• **Task details**:
Every entry below needs to be copied exactly.

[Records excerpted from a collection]
-=-=-=-=-
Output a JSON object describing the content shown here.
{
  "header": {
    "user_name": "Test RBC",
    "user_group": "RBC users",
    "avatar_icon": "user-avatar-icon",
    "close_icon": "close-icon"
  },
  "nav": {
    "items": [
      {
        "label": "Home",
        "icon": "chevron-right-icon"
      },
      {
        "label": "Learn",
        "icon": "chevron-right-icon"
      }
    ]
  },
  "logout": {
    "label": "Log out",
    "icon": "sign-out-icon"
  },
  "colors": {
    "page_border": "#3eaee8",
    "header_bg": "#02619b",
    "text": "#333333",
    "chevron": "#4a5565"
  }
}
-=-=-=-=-
• **Exercise answer**:
Output a JSON object describing the content shown here.
{
  "header": {
    "user_name": "Test RBC",
    "user_group": "RBC users",
    "avatar_icon": "user-avatar-icon",
    "close_icon": "close-icon"
  },
  "nav": {
    "items": [
      {
        "label": "Home",
        "icon": "chevron-right-icon"
      },
      {
        "label": "Learn",
        "icon": "chevron-right-icon"
      }
    ]
  },
  "logout": {
    "label": "Log out",
    "icon": "sign-out-icon"
  },
  "colors": {
    "page_border": "#3eaee8",
    "header_bg": "#02619b",
    "text": "#333333",
    "chevron": "#4a5565"
  }
}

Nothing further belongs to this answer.